Some lines in the material below hold the word "chevron". Copy all of them.
-- DATA FOR REVIEW follows --
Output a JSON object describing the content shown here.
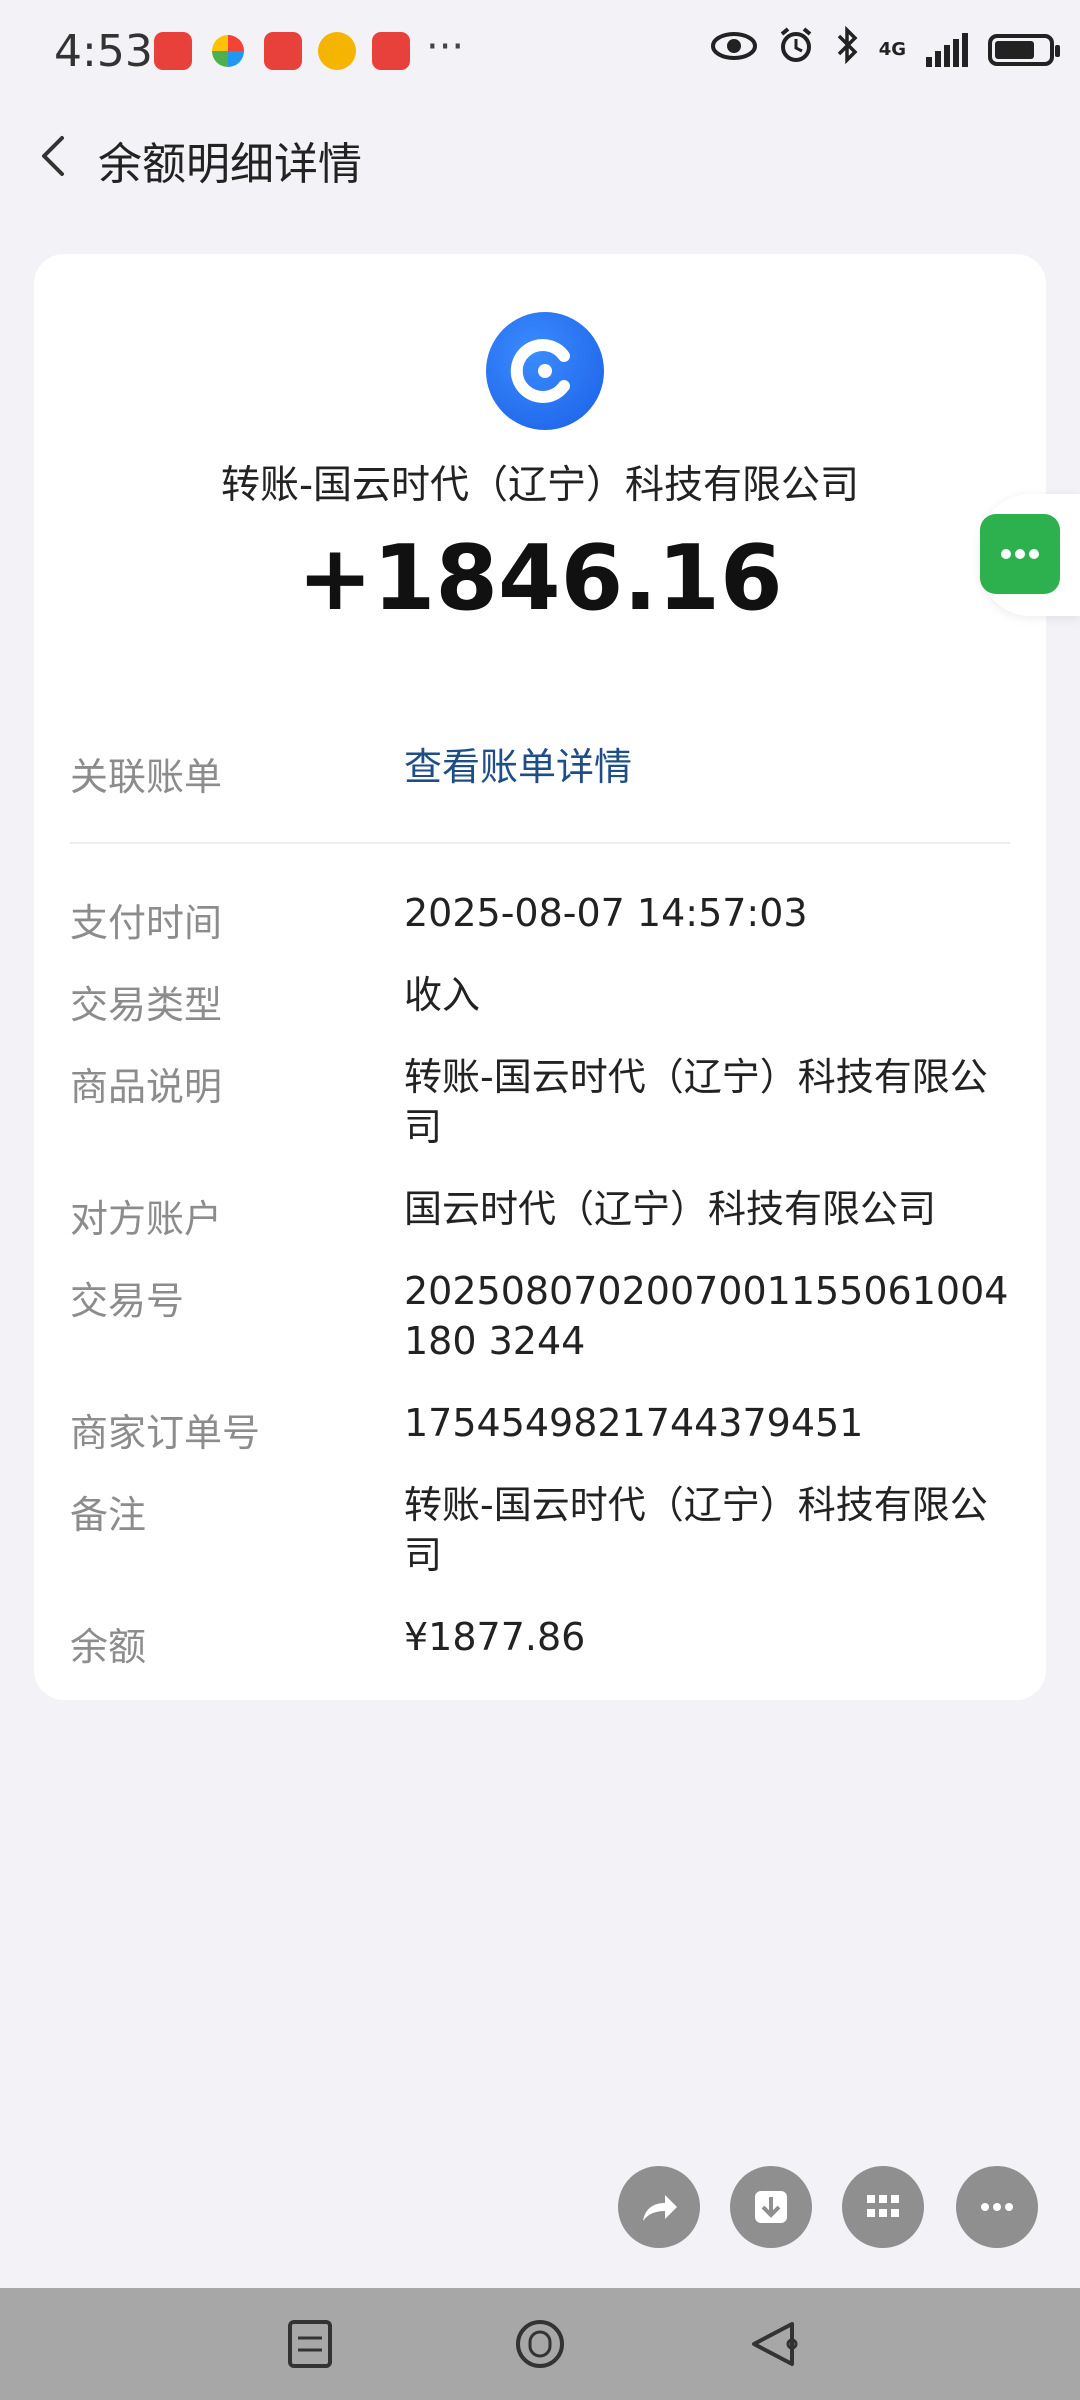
{
  "status_bar": {
    "time": "4:53",
    "more": "···",
    "network": "4G",
    "icons": [
      "eye-icon",
      "alarm-icon",
      "bluetooth-icon",
      "signal-icon",
      "battery-icon"
    ],
    "battery_level": 0.75
  },
  "header": {
    "title": "余额明细详情",
    "back_icon": "chevron-left-icon"
  },
  "card": {
    "payee": "转账-国云时代（辽宁）科技有限公司",
    "amount": "+1846.16",
    "linked_bill": {
      "label": "关联账单",
      "value": "查看账单详情"
    },
    "details": [
      {
        "label": "支付时间",
        "value": "2025-08-07 14:57:03"
      },
      {
        "label": "交易类型",
        "value": "收入"
      },
      {
        "label": "商品说明",
        "value": "转账-国云时代（辽宁）科技有限公司"
      },
      {
        "label": "对方账户",
        "value": "国云时代（辽宁）科技有限公司"
      },
      {
        "label": "交易号",
        "value": "2025080702007001155061004180 3244"
      },
      {
        "label": "商家订单号",
        "value": "1754549821744379451"
      },
      {
        "label": "备注",
        "value": "转账-国云时代（辽宁）科技有限公司"
      },
      {
        "label": "余额",
        "value": "¥1877.86"
      }
    ]
  },
  "actions": [
    "share-icon",
    "download-icon",
    "grid-icon",
    "more-icon"
  ],
  "colors": {
    "link": "#1f4e86",
    "accent_green": "#2db14e",
    "logo_blue": "#1a5fe6"
  }
}
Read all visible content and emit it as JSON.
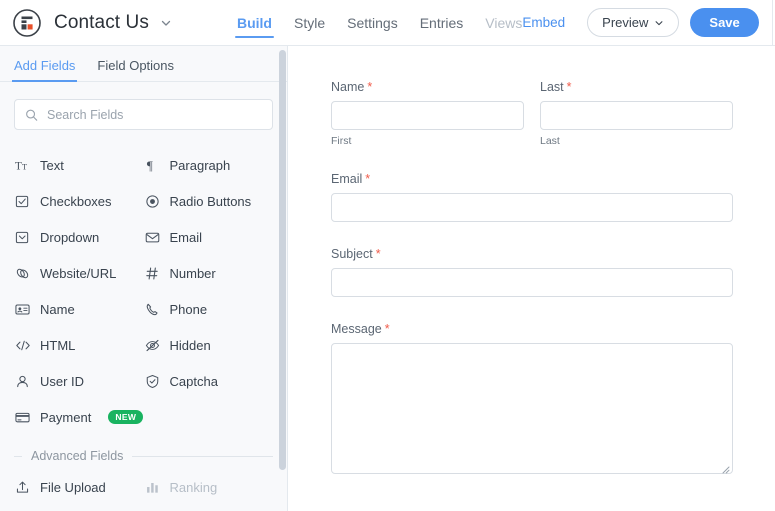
{
  "header": {
    "logo_icon": "wpforms-logo-icon",
    "form_title": "Contact Us",
    "title_caret_icon": "chevron-down-icon",
    "tabs": [
      {
        "label": "Build",
        "state": "active"
      },
      {
        "label": "Style",
        "state": "default"
      },
      {
        "label": "Settings",
        "state": "default"
      },
      {
        "label": "Entries",
        "state": "default"
      },
      {
        "label": "Views",
        "state": "disabled"
      }
    ],
    "embed_label": "Embed",
    "preview_label": "Preview",
    "preview_caret_icon": "chevron-down-icon",
    "save_label": "Save",
    "close_icon": "close-icon"
  },
  "sidebar": {
    "tabs": [
      {
        "label": "Add Fields",
        "state": "active"
      },
      {
        "label": "Field Options",
        "state": "default"
      }
    ],
    "search": {
      "placeholder": "Search Fields",
      "value": "",
      "icon": "search-icon"
    },
    "standard_fields": [
      {
        "label": "Text",
        "icon": "text-icon",
        "disabled": false
      },
      {
        "label": "Paragraph",
        "icon": "paragraph-icon",
        "disabled": false
      },
      {
        "label": "Checkboxes",
        "icon": "checkbox-icon",
        "disabled": false
      },
      {
        "label": "Radio Buttons",
        "icon": "radio-icon",
        "disabled": false
      },
      {
        "label": "Dropdown",
        "icon": "dropdown-icon",
        "disabled": false
      },
      {
        "label": "Email",
        "icon": "envelope-icon",
        "disabled": false
      },
      {
        "label": "Website/URL",
        "icon": "link-icon",
        "disabled": false
      },
      {
        "label": "Number",
        "icon": "hash-icon",
        "disabled": false
      },
      {
        "label": "Name",
        "icon": "id-card-icon",
        "disabled": false
      },
      {
        "label": "Phone",
        "icon": "phone-icon",
        "disabled": false
      },
      {
        "label": "HTML",
        "icon": "code-icon",
        "disabled": false
      },
      {
        "label": "Hidden",
        "icon": "eye-slash-icon",
        "disabled": false
      },
      {
        "label": "User ID",
        "icon": "user-icon",
        "disabled": false
      },
      {
        "label": "Captcha",
        "icon": "shield-check-icon",
        "disabled": false
      },
      {
        "label": "Payment",
        "icon": "credit-card-icon",
        "disabled": false,
        "badge": "NEW"
      }
    ],
    "advanced_label": "Advanced Fields",
    "advanced_fields": [
      {
        "label": "File Upload",
        "icon": "upload-icon",
        "disabled": false
      },
      {
        "label": "Ranking",
        "icon": "ranking-icon",
        "disabled": true
      }
    ]
  },
  "form_preview": {
    "fields": [
      {
        "type": "name",
        "label": "Name",
        "required": true,
        "second_label": "Last",
        "second_required": true,
        "sub_first": "First",
        "sub_last": "Last",
        "value_first": "",
        "value_last": ""
      },
      {
        "type": "text",
        "label": "Email",
        "required": true,
        "value": ""
      },
      {
        "type": "text",
        "label": "Subject",
        "required": true,
        "value": ""
      },
      {
        "type": "textarea",
        "label": "Message",
        "required": true,
        "value": ""
      }
    ],
    "required_marker": "*"
  },
  "colors": {
    "accent_blue": "#4a90ef",
    "tab_blue": "#5a9bf1",
    "badge_green": "#19b360",
    "required_red": "#f05b4a",
    "logo_orange": "#e8502a",
    "sidebar_bg": "#f8f9fb",
    "border": "#e4e9ee"
  }
}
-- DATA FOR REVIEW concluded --
### ANSWER BELOW
    "back_icon": "chevron-left-icon"
    "title_caret_icon": "chevron-down-icon",
    "preview_caret_icon": "chevron-down-icon",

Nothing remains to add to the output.